- Establish a sleep schedule: try to go to bed at the same time and get up at the same time every day. Getting up at the same time is most important. Getting bright light, like sun when you get up will also help.
- Use the bed for sleeping: avoid watching TV, using laptop computers or doing work/emails in bed. Know that reading in bed can be a problem if the material is very stimulating and you read with a bright light.
- Embrace earlier exercise: 30 minutes of vigorous exercise in the morning, afternoon or early evening will improve your health and prepare your body and mind for the regenerative powers of sleep.
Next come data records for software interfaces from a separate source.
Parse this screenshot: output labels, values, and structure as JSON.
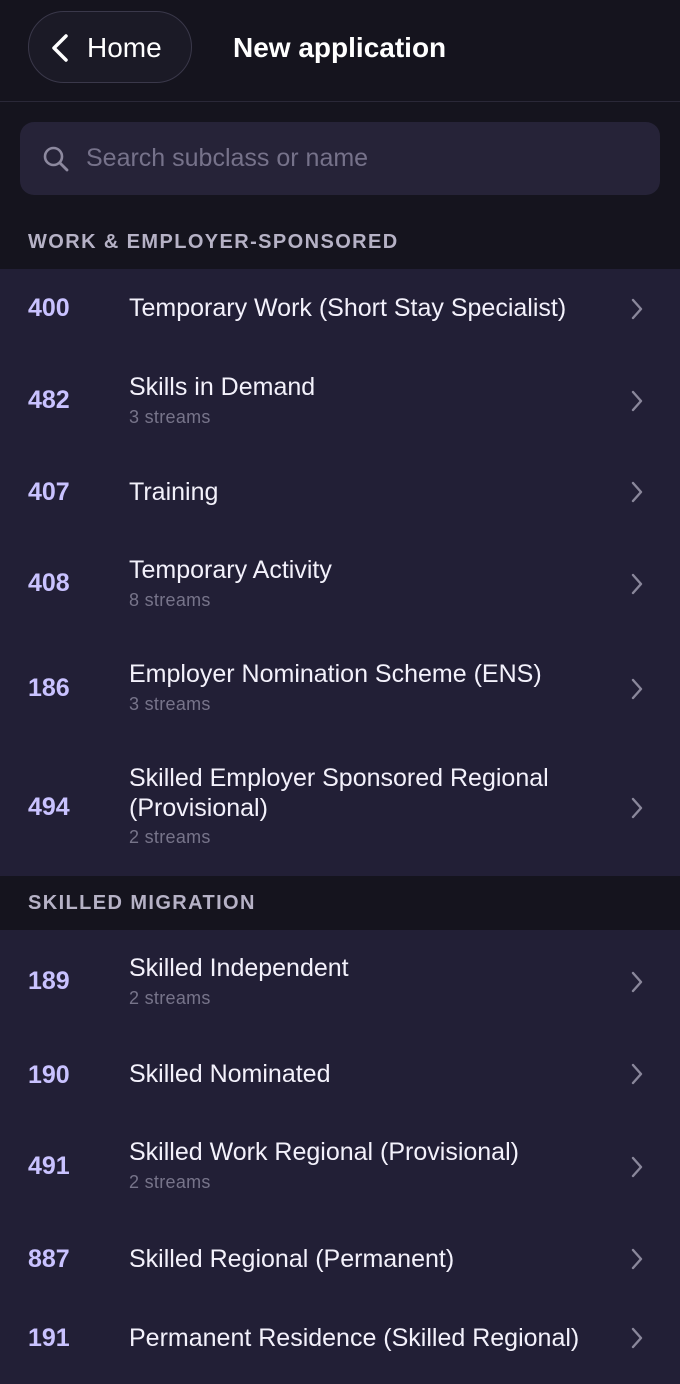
{
  "header": {
    "back_label": "Home",
    "title": "New application"
  },
  "search": {
    "placeholder": "Search subclass or name",
    "value": ""
  },
  "sections": [
    {
      "title": "WORK & EMPLOYER-SPONSORED",
      "items": [
        {
          "code": "400",
          "title": "Temporary Work (Short Stay Specialist)",
          "sub": ""
        },
        {
          "code": "482",
          "title": "Skills in Demand",
          "sub": "3 streams"
        },
        {
          "code": "407",
          "title": "Training",
          "sub": ""
        },
        {
          "code": "408",
          "title": "Temporary Activity",
          "sub": "8 streams"
        },
        {
          "code": "186",
          "title": "Employer Nomination Scheme (ENS)",
          "sub": "3 streams"
        },
        {
          "code": "494",
          "title": "Skilled Employer Sponsored Regional (Provisional)",
          "sub": "2 streams"
        }
      ]
    },
    {
      "title": "SKILLED MIGRATION",
      "items": [
        {
          "code": "189",
          "title": "Skilled Independent",
          "sub": "2 streams"
        },
        {
          "code": "190",
          "title": "Skilled Nominated",
          "sub": ""
        },
        {
          "code": "491",
          "title": "Skilled Work Regional (Provisional)",
          "sub": "2 streams"
        },
        {
          "code": "887",
          "title": "Skilled Regional (Permanent)",
          "sub": ""
        },
        {
          "code": "191",
          "title": "Permanent Residence (Skilled Regional)",
          "sub": ""
        }
      ]
    }
  ],
  "colors": {
    "background": "#15141e",
    "list_background": "#221f36",
    "code_accent": "#c9c2ff",
    "secondary_text": "#77748a"
  },
  "icons": {
    "back": "chevron-left-icon",
    "search": "search-icon",
    "row_arrow": "chevron-right-icon"
  }
}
Exercise too late at night and you’ll be energised and buzzing, which is not conducive to a relaxing slumber.
- ‘Night cap’ has a price: alcohol may help you get to sleep but it will cause you to wake up throughout the night. Alcohol destroys your delta (restorative sleep) so the quality of your sleep will not be optimum.
- ‘Park’ your anxieties: Before you turn out the lights. Write down what you’re worrying about in a notebook so that you are temporarily setting aside concerns that might otherwise keep you awake. The same technique can be applied if you wake up in the middle of the night and have trouble getting back to sleep.
- Avoid the clock: looking at the clock in the middle of the night can cause anxiety. This is very difficult for most of us, so turn the clock away from your eyes so you would have to turn it to see the time. You may decide not to make an effort to go right back to sleep.
- Be cool: cold is sleep's partner in crime. So lower your thermostat a bit — and save money on your heat while you're at it — then pile on the blankets. A colder bedroom means your body will function at calmer, more restful speeds.
- Just breathe: stop concentrating on the laundry list of concerns in your head and focus on your breath. Breathe in for 5 seconds and out for 5 seconds and repeat until you can feel your body and mind calming down. This sequence of rhythmic breathing will help to create balance in your autonomic nervous system and reduce adrenaline and cortisol (the stress hormone) – key culprits of sleep disruption. The sound of your inhales and exhales can be a lullaby to sooth you into slumber.
When sleeplessness strikes, don't freak out - that will only delay the process further. Give yourself a break. So what if you're having a sleepless night? It's not the end of the world. By thinking, 'Great, I can't sleep. I'm going to be worthless tomorrow,' you're creating a self-fulfilling prophecy. Relax and trust that there will be plenty of sleep-filled nights in your near future.